▸ **Task statement**
Print, exactly and completely, the data that appears below.

[Component data from apps and pages]
——

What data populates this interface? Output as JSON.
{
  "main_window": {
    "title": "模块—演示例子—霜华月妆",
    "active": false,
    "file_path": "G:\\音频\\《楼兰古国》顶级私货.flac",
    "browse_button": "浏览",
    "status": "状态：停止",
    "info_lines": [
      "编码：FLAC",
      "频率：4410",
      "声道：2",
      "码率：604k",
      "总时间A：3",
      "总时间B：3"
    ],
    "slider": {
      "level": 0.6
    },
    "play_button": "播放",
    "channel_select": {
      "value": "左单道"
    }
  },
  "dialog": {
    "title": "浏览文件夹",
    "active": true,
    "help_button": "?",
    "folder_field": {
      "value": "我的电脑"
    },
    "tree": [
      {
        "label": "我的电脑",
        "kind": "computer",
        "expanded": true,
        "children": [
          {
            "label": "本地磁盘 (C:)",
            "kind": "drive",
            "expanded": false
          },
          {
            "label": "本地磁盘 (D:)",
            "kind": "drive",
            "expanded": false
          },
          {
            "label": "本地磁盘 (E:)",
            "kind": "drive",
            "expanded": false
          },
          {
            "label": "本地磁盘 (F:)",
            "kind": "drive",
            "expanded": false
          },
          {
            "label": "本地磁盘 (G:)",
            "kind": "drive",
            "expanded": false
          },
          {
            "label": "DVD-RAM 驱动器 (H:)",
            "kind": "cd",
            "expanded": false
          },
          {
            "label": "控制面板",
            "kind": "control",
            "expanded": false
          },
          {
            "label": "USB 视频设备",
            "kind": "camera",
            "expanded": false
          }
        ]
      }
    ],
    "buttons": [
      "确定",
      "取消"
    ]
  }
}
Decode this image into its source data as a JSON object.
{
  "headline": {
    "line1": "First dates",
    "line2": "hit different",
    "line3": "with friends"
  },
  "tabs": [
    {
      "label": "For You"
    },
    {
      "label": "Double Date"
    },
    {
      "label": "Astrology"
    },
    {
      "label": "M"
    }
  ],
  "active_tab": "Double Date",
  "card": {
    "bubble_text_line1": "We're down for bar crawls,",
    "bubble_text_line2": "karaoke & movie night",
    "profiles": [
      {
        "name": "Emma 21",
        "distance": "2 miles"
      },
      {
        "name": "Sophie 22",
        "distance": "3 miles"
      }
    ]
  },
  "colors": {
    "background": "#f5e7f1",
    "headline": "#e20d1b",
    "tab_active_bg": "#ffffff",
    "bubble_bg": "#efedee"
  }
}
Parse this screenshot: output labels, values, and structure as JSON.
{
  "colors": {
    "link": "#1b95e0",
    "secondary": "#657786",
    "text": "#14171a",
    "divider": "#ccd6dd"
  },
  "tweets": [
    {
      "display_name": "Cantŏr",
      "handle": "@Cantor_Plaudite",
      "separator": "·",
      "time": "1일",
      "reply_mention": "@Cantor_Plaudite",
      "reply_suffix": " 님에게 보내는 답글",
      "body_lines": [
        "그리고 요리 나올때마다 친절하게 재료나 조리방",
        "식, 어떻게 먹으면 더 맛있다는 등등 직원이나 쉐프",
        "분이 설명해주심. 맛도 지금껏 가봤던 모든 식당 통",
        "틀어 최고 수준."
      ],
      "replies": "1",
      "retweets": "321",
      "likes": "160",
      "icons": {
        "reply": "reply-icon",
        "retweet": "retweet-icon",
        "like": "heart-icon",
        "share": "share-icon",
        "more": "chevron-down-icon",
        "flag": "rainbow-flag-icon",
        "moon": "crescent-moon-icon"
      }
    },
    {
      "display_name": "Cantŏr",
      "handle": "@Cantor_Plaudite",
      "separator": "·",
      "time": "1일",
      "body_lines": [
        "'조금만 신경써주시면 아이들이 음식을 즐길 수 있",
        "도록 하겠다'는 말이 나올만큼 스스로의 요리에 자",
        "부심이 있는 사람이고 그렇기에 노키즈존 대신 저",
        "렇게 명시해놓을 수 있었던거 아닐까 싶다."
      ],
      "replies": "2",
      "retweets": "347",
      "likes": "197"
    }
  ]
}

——

▸ **Reply**
What data populates this interface? Output as JSON.
{
  "main_window": {
    "title": "模块—演示例子—霜华月妆",
    "active": false,
    "file_path": "G:\\音频\\《楼兰古国》顶级私货.flac",
    "browse_button": "浏览",
    "status": "状态：停止",
    "info_lines": [
      "编码：FLAC",
      "频率：4410",
      "声道：2",
      "码率：604k",
      "总时间A：3",
      "总时间B：3"
    ],
    "slider": {
      "level": 0.6
    },
    "play_button": "播放",
    "channel_select": {
      "value": "左单道"
    }
  },
  "dialog": {
    "title": "浏览文件夹",
    "active": true,
    "help_button": "?",
    "folder_field": {
      "value": "我的电脑"
    },
    "tree": [
      {
        "label": "我的电脑",
        "kind": "computer",
        "expanded": true,
        "children": [
          {
            "label": "本地磁盘 (C:)",
            "kind": "drive",
            "expanded": false
          },
          {
            "label": "本地磁盘 (D:)",
            "kind": "drive",
            "expanded": false
          },
          {
            "label": "本地磁盘 (E:)",
            "kind": "drive",
            "expanded": false
          },
          {
            "label": "本地磁盘 (F:)",
            "kind": "drive",
            "expanded": false
          },
          {
            "label": "本地磁盘 (G:)",
            "kind": "drive",
            "expanded": false
          },
          {
            "label": "DVD-RAM 驱动器 (H:)",
            "kind": "cd",
            "expanded": false
          },
          {
            "label": "控制面板",
            "kind": "control",
            "expanded": false
          },
          {
            "label": "USB 视频设备",
            "kind": "camera",
            "expanded": false
          }
        ]
      }
    ],
    "buttons": [
      "确定",
      "取消"
    ]
  }
}
Decode this image into its source data as a JSON object.
{
  "headline": {
    "line1": "First dates",
    "line2": "hit different",
    "line3": "with friends"
  },
  "tabs": [
    {
      "label": "For You"
    },
    {
      "label": "Double Date"
    },
    {
      "label": "Astrology"
    },
    {
      "label": "M"
    }
  ],
  "active_tab": "Double Date",
  "card": {
    "bubble_text_line1": "We're down for bar crawls,",
    "bubble_text_line2": "karaoke & movie night",
    "profiles": [
      {
        "name": "Emma 21",
        "distance": "2 miles"
      },
      {
        "name": "Sophie 22",
        "distance": "3 miles"
      }
    ]
  },
  "colors": {
    "background": "#f5e7f1",
    "headline": "#e20d1b",
    "tab_active_bg": "#ffffff",
    "bubble_bg": "#efedee"
  }
}
Parse this screenshot: output labels, values, and structure as JSON.
{
  "colors": {
    "link": "#1b95e0",
    "secondary": "#657786",
    "text": "#14171a",
    "divider": "#ccd6dd"
  },
  "tweets": [
    {
      "display_name": "Cantŏr",
      "handle": "@Cantor_Plaudite",
      "separator": "·",
      "time": "1일",
      "reply_mention": "@Cantor_Plaudite",
      "reply_suffix": " 님에게 보내는 답글",
      "body_lines": [
        "그리고 요리 나올때마다 친절하게 재료나 조리방",
        "식, 어떻게 먹으면 더 맛있다는 등등 직원이나 쉐프",
        "분이 설명해주심. 맛도 지금껏 가봤던 모든 식당 통",
        "틀어 최고 수준."
      ],
      "replies": "1",
      "retweets": "321",
      "likes": "160",
      "icons": {
        "reply": "reply-icon",
        "retweet": "retweet-icon",
        "like": "heart-icon",
        "share": "share-icon",
        "more": "chevron-down-icon",
        "flag": "rainbow-flag-icon",
        "moon": "crescent-moon-icon"
      }
    },
    {
      "display_name": "Cantŏr",
      "handle": "@Cantor_Plaudite",
      "separator": "·",
      "time": "1일",
      "body_lines": [
        "'조금만 신경써주시면 아이들이 음식을 즐길 수 있",
        "도록 하겠다'는 말이 나올만큼 스스로의 요리에 자",
        "부심이 있는 사람이고 그렇기에 노키즈존 대신 저",
        "렇게 명시해놓을 수 있었던거 아닐까 싶다."
      ],
      "replies": "2",
      "retweets": "347",
      "likes": "197"
    }
  ]
}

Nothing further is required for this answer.